Ying etal-TES Paper-Solar Energy-2015.pdf
The objective of this work is to establish methods for storage of thermal energy using encapsulated phase change materials (EPCMs) at temperatures up to 440°C applicable in concentrating solar plants (CSPs), in which heat transfer fluid (HTF) from the solar collector would pass through the storage system embedded with EPCM capsules. NaNO 3 , having latent heat of 176 kJ/kg at 308°C, is selected as the storage medium. Stainless steel capsules containing NaNO 3 are fabricated and installed in a
... nd installed in a pilot-scale thermal energy storage (TES) system for performance tests.

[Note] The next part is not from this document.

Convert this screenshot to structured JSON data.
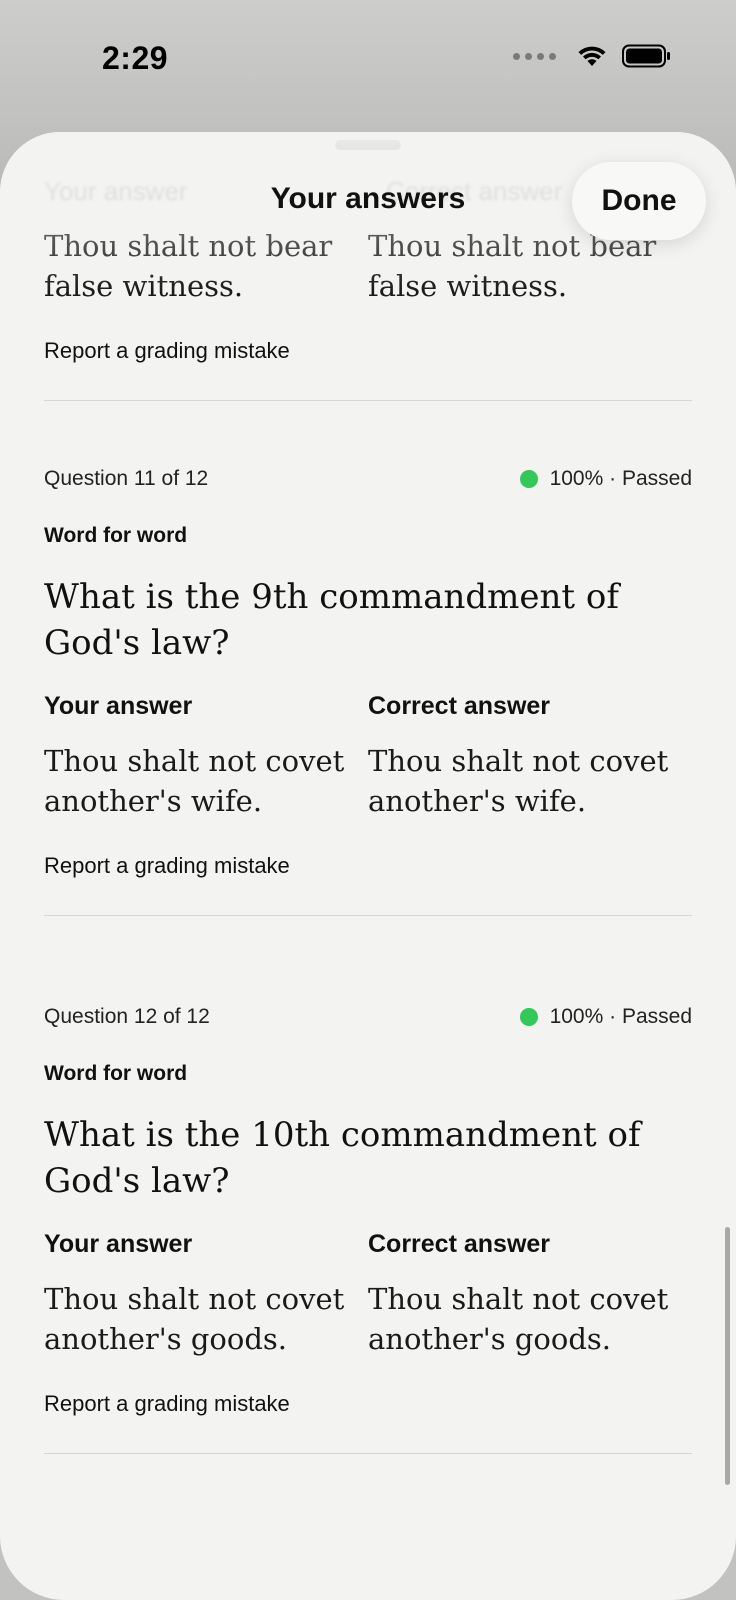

Compressed air is used as heat transfer fluid in the current tests. The test section (T/S) with EPCM capsules successfully demonstrate the ability to transfer thermal energy to and from a transport fluid, achieving energy storage and retrieval in multiple charging and discharging cycles. In a given cycle where capsule temperatures varied from $250°C to $386°C, the EPCM is found to store significant energy per unit mass ($211 kJ/kg of capsule), with the phase change material (PCM) NaNO 3 accounting for $95% of the total energy stored in the capsules. The latent heat of the NaNO 3 contributes to $42% of the energy stored in the capsules. It is expected that the storage density of the EPCM would be even greater for plant size TES systems with larger size capsules, without the penalties associated with the limited scale used here. A mathematical model has been developed for the test section with EPCM capsules and its predictions are found to agree with experimental measurements within 7% discrepancy in stored energy. The dynamic performance of charging and discharging rates are also well predicted by the model, giving confidence for engineering design capabilities in future applications using EPCMs for thermal energy storage.